Beverly Hickok is an author, retired librarian, and native Californian who came out as a lesbian during the 1940s. The papers
includes a variety of personal and professional documents, photo albums, journals, travel notes, newspaper and magazine clippings,
correspondence, published and unpublished manuscripts, ephemera, lesbian pulp and popular fiction, and lesbian, gay, bisexual
and transgender organization materials. The collection reflects the life of a white, upper middle-class, college educated
lesbian who came out during the decade of the forties and has since experienced a rich life in her senior years.
Beverly Hickok is an author, retired librarian, and native Californian who came out as a lesbian during the 1940s. Born in
1919, Hickok was a single child raised by her mother, Adelaide Hickok, a housewife who enjoyed painting, and Clifton Ewing
Hickok, a former City Manager of Alameda. In 1937, Hickok and her family moved to Berkeley, after which she enrolled at the
University of California, Berkeley. Before she graduated in 1941, Hickok began to explore her sexual attraction towards women,
which eventually prompted her to leave the San Francisco Bay area. She enrolled at the University of California, Los Angeles,
where she earned a teaching credential. Hickok taught for one year at a local Los Angeles high school before deciding that
she no longer wanted to pursue a career in teaching. Following the advice of the renowned therapist, Evelyn Hooker, in combination
with a desire to support the effort of World War II, Hickok became a riveter in the Douglas Aircraft defense plant and began
to self-identify as a lesbian.
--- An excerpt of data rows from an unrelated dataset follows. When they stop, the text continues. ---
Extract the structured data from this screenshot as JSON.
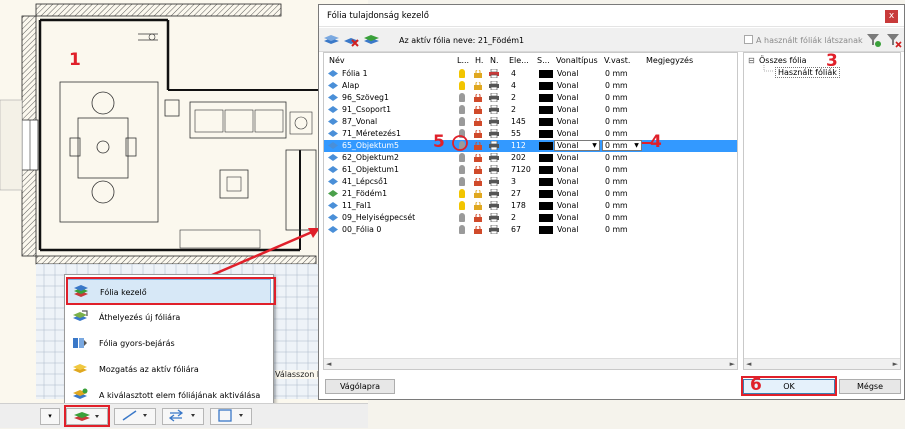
{
  "dialog": {
    "title": "Fólia tulajdonság kezelő",
    "close_glyph": "x",
    "active_layer_label": "Az aktív fólia neve: 21_Födém1",
    "show_used_label": "A használt fóliák látszanak",
    "clipboard_button": "Vágólapra",
    "ok_button": "OK",
    "cancel_button": "Mégse"
  },
  "table": {
    "headers": {
      "name": "Név",
      "visible": "L...",
      "lock": "H.",
      "print": "N.",
      "elements": "Ele...",
      "color": "S...",
      "linetype": "Vonaltípus",
      "linewidth": "V.vast.",
      "note": "Megjegyzés"
    },
    "rows": [
      {
        "name": "Fólia 1",
        "elements": "4",
        "linetype": "Vonal",
        "width": "0 mm",
        "bulb": "on",
        "lock": "open",
        "print": "off"
      },
      {
        "name": "Alap",
        "elements": "4",
        "linetype": "Vonal",
        "width": "0 mm",
        "bulb": "on",
        "lock": "open",
        "print": "on"
      },
      {
        "name": "96_Szöveg1",
        "elements": "2",
        "linetype": "Vonal",
        "width": "0 mm",
        "bulb": "off",
        "lock": "closed",
        "print": "on"
      },
      {
        "name": "91_Csoport1",
        "elements": "2",
        "linetype": "Vonal",
        "width": "0 mm",
        "bulb": "off",
        "lock": "closed",
        "print": "on"
      },
      {
        "name": "87_Vonal",
        "elements": "145",
        "linetype": "Vonal",
        "width": "0 mm",
        "bulb": "off",
        "lock": "closed",
        "print": "on"
      },
      {
        "name": "71_Méretezés1",
        "elements": "55",
        "linetype": "Vonal",
        "width": "0 mm",
        "bulb": "off",
        "lock": "closed",
        "print": "on"
      },
      {
        "name": "65_Objektum5",
        "elements": "112",
        "linetype": "Vonal",
        "width": "0 mm",
        "bulb": "off",
        "lock": "closed",
        "print": "on",
        "selected": true
      },
      {
        "name": "62_Objektum2",
        "elements": "202",
        "linetype": "Vonal",
        "width": "0 mm",
        "bulb": "off",
        "lock": "closed",
        "print": "on"
      },
      {
        "name": "61_Objektum1",
        "elements": "7120",
        "linetype": "Vonal",
        "width": "0 mm",
        "bulb": "off",
        "lock": "closed",
        "print": "on"
      },
      {
        "name": "41_Lépcső1",
        "elements": "3",
        "linetype": "Vonal",
        "width": "0 mm",
        "bulb": "off",
        "lock": "closed",
        "print": "on"
      },
      {
        "name": "21_Födém1",
        "elements": "27",
        "linetype": "Vonal",
        "width": "0 mm",
        "bulb": "on",
        "lock": "open",
        "print": "on",
        "active": true
      },
      {
        "name": "11_Fal1",
        "elements": "178",
        "linetype": "Vonal",
        "width": "0 mm",
        "bulb": "on",
        "lock": "open",
        "print": "on"
      },
      {
        "name": "09_Helyiségpecsét",
        "elements": "2",
        "linetype": "Vonal",
        "width": "0 mm",
        "bulb": "off",
        "lock": "closed",
        "print": "on"
      },
      {
        "name": "00_Fólia 0",
        "elements": "67",
        "linetype": "Vonal",
        "width": "0 mm",
        "bulb": "off",
        "lock": "closed",
        "print": "on"
      }
    ]
  },
  "tree": {
    "root_toggle": "⊟",
    "root": "Összes fólia",
    "child": "Használt fóliák"
  },
  "popup": {
    "items": [
      {
        "label": "Fólia kezelő",
        "icon": "layer-manager-icon"
      },
      {
        "label": "Áthelyezés új fóliára",
        "icon": "move-to-new-layer-icon"
      },
      {
        "label": "Fólia gyors-bejárás",
        "icon": "layer-walkthrough-icon"
      },
      {
        "label": "Mozgatás az aktív fóliára",
        "icon": "move-to-active-layer-icon"
      },
      {
        "label": "A kiválasztott elem fóliájának aktiválása",
        "icon": "activate-layer-icon"
      }
    ]
  },
  "cad": {
    "status_fragment": "Válasszon ki"
  },
  "markers": {
    "m1": "1",
    "m2": "2",
    "m3": "3",
    "m4": "4",
    "m5": "5",
    "m6": "6"
  },
  "scroll": {
    "left": "◄",
    "right": "►"
  },
  "colors": {
    "selection": "#3399ff",
    "annotation": "#e0202a",
    "layer_blue": "#4a8fd8",
    "bulb_on": "#f2c500",
    "lock_red": "#d04a2a"
  }
}
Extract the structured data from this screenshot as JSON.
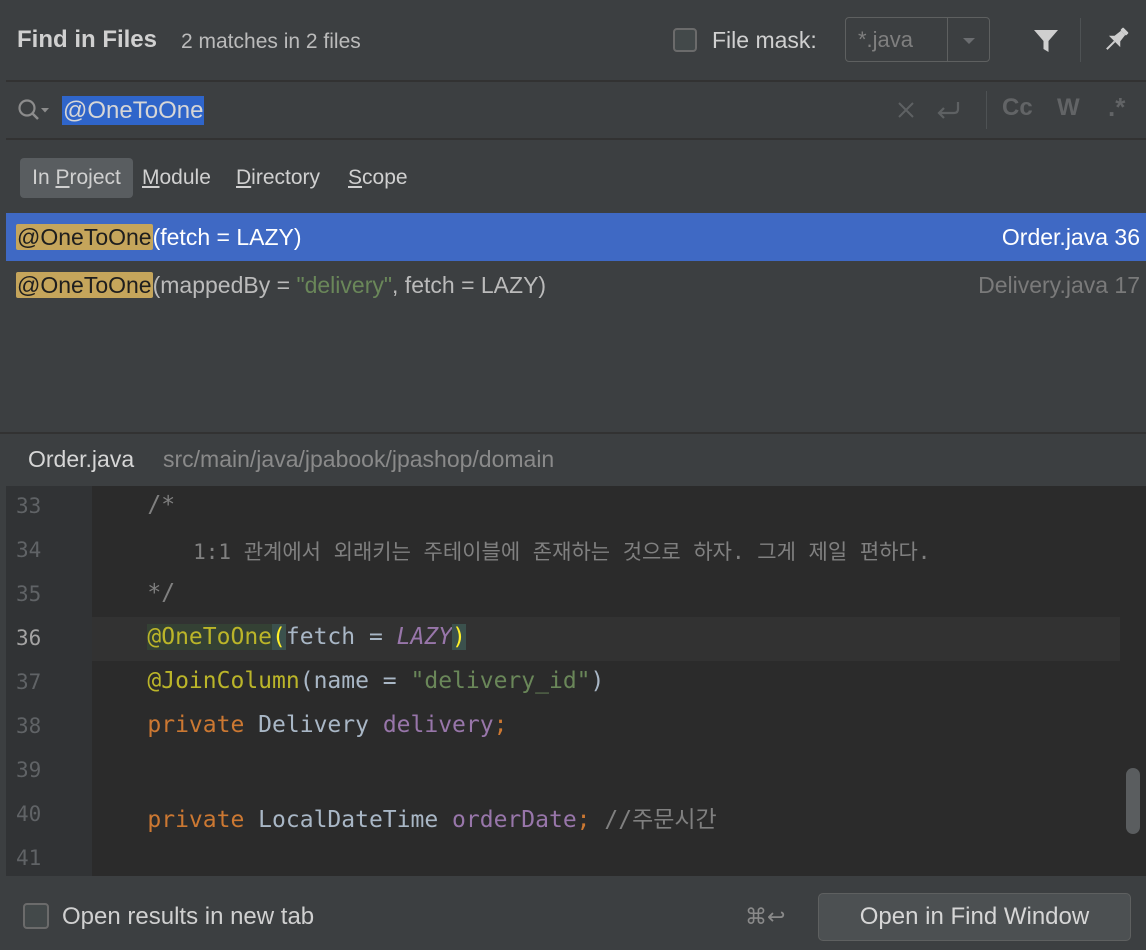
{
  "header": {
    "title": "Find in Files",
    "subtitle": "2 matches in 2 files",
    "file_mask_label": "File mask:",
    "file_mask_checked": false,
    "file_mask_value": "*.java"
  },
  "search": {
    "query": "@OneToOne",
    "case_label": "Cc",
    "word_label": "W",
    "regex_label": ".*"
  },
  "scopes": [
    {
      "mnemonic_pre": "In ",
      "mnemonic": "P",
      "rest": "roject",
      "active": true
    },
    {
      "mnemonic_pre": "",
      "mnemonic": "M",
      "rest": "odule",
      "active": false
    },
    {
      "mnemonic_pre": "",
      "mnemonic": "D",
      "rest": "irectory",
      "active": false
    },
    {
      "mnemonic_pre": "",
      "mnemonic": "S",
      "rest": "cope",
      "active": false
    }
  ],
  "results": [
    {
      "match": "@OneToOne",
      "rest": "(fetch = LAZY)",
      "file": "Order.java 36",
      "selected": true
    },
    {
      "match": "@OneToOne",
      "rest_pre": "(mappedBy = ",
      "string": "\"delivery\"",
      "rest_post": ", fetch = LAZY)",
      "file": "Delivery.java 17",
      "selected": false
    }
  ],
  "preview": {
    "file": "Order.java",
    "path": "src/main/java/jpabook/jpashop/domain",
    "current_line": 36,
    "line_numbers": [
      "33",
      "34",
      "35",
      "36",
      "37",
      "38",
      "39",
      "40",
      "41"
    ],
    "lines": {
      "l33": "    /*",
      "l34": "        1:1 관계에서 외래키는 주테이블에 존재하는 것으로 하자. 그게 제일 편하다.",
      "l35": "    */",
      "l36_indent": "    ",
      "l36_ann": "@OneToOne",
      "l36_open": "(",
      "l36_mid": "fetch = ",
      "l36_const": "LAZY",
      "l36_close": ")",
      "l37_indent": "    ",
      "l37_ann": "@JoinColumn",
      "l37_mid": "(name = ",
      "l37_str": "\"delivery_id\"",
      "l37_close": ")",
      "l38_indent": "    ",
      "l38_kw": "private",
      "l38_type": " Delivery ",
      "l38_field": "delivery",
      "l38_semi": ";",
      "l40_indent": "    ",
      "l40_kw": "private",
      "l40_type": " LocalDateTime ",
      "l40_field": "orderDate",
      "l40_semi": ";",
      "l40_comment": " //주문시간"
    }
  },
  "footer": {
    "new_tab_label": "Open results in new tab",
    "new_tab_checked": false,
    "shortcut": "⌘↩",
    "open_button": "Open in Find Window"
  },
  "colors": {
    "background": "#3c3f41",
    "selection": "#3f69c4",
    "match_highlight": "#c5a55b",
    "editor_bg": "#2b2b2b",
    "keyword": "#cc7832",
    "annotation": "#bbb529",
    "string": "#6a8759",
    "field": "#9876aa"
  }
}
In 1944, she enlisted as a member of the U.S Navy W.A.V.E.S., (Women Accepted for Volunteer
Emergency Service) and served until 1946 while stationed in Washington, D.C. After her discharge, she used the G.I. Bill to
return to the University of California, Berkeley and earned a degree in Library Science in 1947. That same year, Hickok met
Cecil Davis, the partner with whom she maintained a romantic relationship for forty-one years.
65 document boxes (32 linear feet)
Property rights to the physical object belong to the UCLA Library,
Department of Special Collections. Literary rights, including copyright,
are retained by the creators and their heirs. It is the responsibility of
the researcher to determine who holds the copyright and pursue the
copyright owner or his or her heir for permission to publish where The UC
Regents do not hold the copyright.
Open for research. STORED OFF-SITE AT SRLF. Advance notice is required for access to the collection. Please contact UCLA Library
Special Collections for paging information.